ACTION ITEM
What lines of the data hold the string "liệu"? Copy them all.

Page and application data records:
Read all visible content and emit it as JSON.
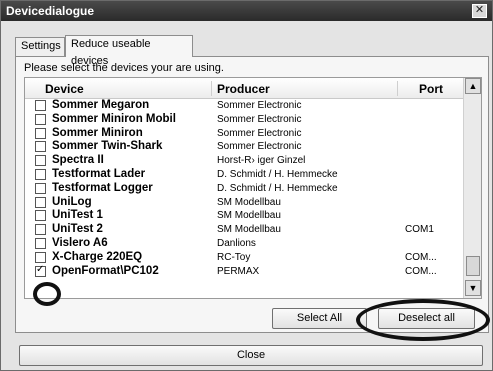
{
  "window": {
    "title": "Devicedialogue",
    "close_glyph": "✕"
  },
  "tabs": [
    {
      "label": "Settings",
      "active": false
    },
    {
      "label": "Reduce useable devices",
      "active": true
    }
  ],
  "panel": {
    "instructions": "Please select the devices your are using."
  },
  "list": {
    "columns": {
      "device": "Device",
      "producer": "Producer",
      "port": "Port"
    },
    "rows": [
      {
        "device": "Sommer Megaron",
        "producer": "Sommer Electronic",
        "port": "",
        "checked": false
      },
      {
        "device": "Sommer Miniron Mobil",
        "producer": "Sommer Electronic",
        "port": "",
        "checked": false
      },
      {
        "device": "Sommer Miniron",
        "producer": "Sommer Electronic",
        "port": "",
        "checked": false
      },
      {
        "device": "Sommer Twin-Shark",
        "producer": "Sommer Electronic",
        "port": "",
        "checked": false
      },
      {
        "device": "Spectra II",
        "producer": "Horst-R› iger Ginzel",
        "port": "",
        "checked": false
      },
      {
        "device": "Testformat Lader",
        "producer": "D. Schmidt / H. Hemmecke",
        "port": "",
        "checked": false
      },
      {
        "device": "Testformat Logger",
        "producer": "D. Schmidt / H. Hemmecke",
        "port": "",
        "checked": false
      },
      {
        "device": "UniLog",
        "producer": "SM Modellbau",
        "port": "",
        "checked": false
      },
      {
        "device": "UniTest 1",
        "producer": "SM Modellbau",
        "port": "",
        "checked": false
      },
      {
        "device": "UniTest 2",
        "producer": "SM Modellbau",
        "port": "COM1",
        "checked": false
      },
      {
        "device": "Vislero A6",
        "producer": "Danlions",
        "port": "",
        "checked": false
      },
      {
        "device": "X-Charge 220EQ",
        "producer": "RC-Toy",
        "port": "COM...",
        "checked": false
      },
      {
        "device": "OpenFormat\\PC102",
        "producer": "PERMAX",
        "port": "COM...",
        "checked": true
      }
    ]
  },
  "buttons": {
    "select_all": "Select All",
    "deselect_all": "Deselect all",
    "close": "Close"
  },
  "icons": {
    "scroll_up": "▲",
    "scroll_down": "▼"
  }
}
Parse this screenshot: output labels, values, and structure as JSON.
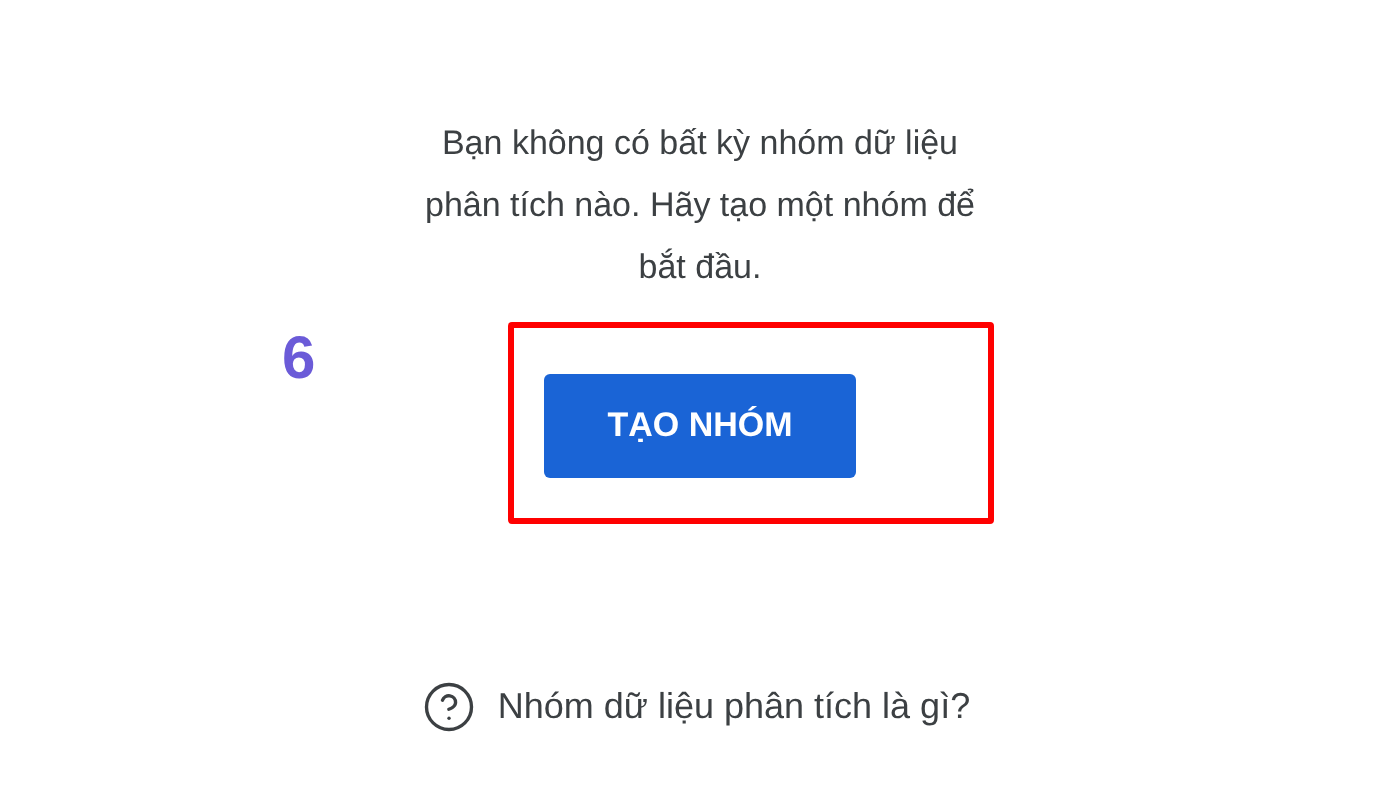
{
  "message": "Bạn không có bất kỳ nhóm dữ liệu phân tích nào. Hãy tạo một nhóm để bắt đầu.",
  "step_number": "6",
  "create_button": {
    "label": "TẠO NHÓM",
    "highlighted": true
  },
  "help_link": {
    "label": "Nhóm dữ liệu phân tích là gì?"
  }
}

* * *

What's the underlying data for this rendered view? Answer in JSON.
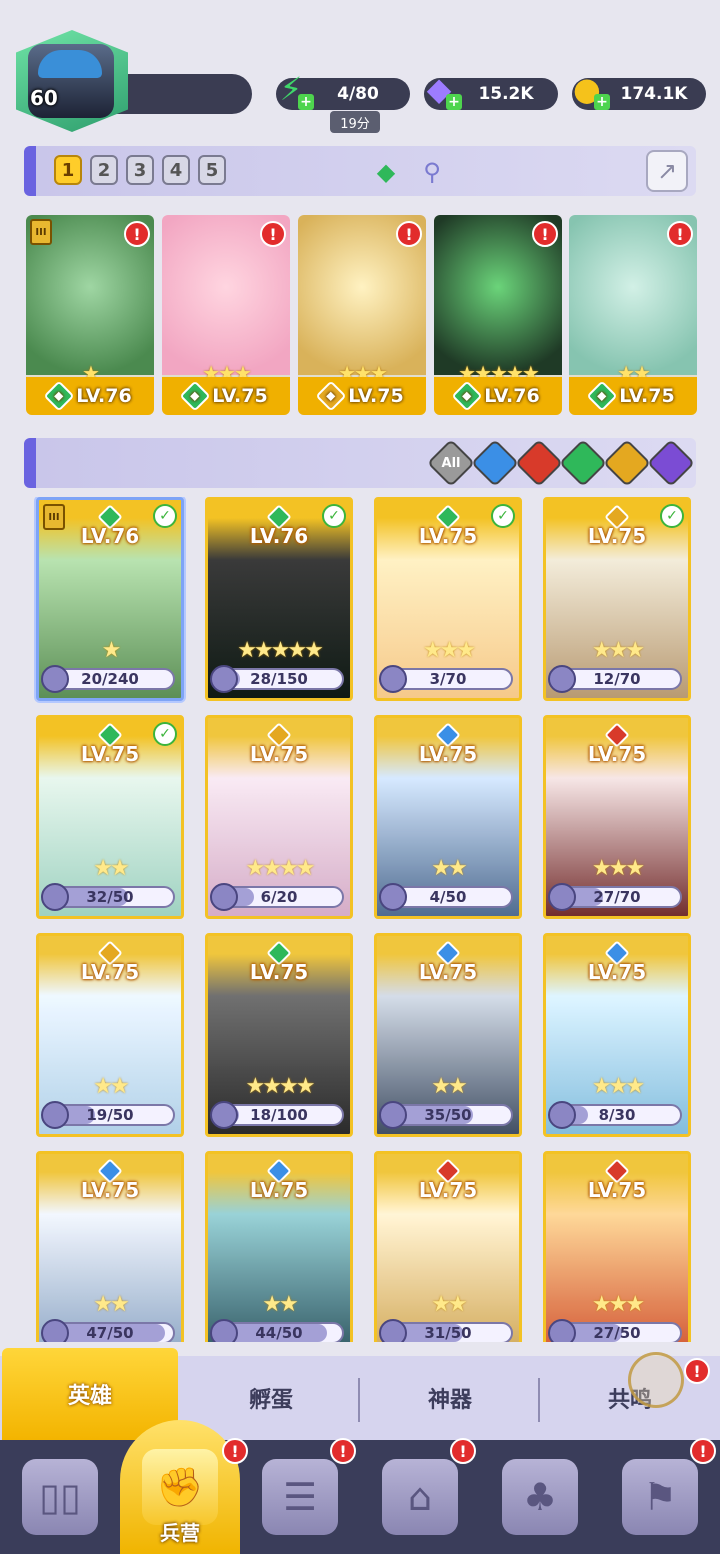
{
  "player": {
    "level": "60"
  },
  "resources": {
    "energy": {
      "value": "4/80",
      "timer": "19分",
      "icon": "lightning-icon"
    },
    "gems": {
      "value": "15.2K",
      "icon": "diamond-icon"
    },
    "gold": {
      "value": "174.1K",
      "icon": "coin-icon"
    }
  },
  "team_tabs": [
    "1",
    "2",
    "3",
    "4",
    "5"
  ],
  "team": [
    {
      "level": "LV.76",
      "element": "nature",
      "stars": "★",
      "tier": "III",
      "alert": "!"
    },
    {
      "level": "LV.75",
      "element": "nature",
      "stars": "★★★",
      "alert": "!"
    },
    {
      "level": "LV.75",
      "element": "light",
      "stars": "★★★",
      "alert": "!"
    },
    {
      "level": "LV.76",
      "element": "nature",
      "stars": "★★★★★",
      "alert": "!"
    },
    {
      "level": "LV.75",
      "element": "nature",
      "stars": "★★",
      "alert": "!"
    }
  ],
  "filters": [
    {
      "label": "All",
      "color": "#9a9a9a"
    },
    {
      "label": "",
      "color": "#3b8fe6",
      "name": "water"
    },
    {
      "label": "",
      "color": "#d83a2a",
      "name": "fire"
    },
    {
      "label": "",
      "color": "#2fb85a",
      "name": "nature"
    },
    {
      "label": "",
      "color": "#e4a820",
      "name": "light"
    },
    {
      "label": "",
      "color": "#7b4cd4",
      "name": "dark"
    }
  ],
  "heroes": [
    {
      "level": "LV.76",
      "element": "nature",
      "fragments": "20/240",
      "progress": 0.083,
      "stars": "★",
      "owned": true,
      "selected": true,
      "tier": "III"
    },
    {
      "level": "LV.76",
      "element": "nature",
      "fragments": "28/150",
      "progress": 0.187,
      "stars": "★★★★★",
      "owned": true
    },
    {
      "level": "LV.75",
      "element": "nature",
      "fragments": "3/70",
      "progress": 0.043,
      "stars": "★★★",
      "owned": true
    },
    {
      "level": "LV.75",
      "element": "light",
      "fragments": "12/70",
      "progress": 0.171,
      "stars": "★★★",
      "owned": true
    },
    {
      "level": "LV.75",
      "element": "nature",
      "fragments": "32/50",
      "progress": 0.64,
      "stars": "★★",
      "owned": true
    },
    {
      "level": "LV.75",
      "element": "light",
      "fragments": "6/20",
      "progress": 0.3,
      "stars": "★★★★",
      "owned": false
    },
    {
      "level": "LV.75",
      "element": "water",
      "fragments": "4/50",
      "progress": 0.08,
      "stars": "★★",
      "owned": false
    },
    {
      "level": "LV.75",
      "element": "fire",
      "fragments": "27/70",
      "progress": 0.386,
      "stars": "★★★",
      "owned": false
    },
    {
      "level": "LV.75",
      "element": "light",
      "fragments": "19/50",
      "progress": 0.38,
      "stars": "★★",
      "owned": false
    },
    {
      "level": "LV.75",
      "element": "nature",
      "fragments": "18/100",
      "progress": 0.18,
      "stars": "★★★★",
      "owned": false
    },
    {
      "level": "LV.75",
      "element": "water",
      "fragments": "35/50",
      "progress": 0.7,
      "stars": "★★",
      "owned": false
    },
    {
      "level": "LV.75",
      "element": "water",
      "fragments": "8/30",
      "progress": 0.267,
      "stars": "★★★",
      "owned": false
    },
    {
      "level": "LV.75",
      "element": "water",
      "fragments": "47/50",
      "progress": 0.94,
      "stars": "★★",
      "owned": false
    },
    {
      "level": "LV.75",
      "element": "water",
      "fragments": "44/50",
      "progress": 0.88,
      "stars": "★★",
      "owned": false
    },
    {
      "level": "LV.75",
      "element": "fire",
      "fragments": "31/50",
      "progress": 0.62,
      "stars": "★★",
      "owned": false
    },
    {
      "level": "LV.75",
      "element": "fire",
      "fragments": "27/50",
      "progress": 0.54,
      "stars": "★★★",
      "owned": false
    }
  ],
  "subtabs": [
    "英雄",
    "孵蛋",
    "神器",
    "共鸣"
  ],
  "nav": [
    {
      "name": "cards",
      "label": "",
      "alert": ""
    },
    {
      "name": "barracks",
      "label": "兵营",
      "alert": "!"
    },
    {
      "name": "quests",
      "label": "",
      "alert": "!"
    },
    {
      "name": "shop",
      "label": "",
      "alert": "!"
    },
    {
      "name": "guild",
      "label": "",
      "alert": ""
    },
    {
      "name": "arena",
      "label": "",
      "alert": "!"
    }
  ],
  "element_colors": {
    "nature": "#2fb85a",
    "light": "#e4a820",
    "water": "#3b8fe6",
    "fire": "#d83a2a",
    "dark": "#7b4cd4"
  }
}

SOLUTION
  "message": "Bạn không có bất kỳ nhóm dữ liệu phân tích nào. Hãy tạo một nhóm để bắt đầu.",
    "label": "Nhóm dữ liệu phân tích là gì?"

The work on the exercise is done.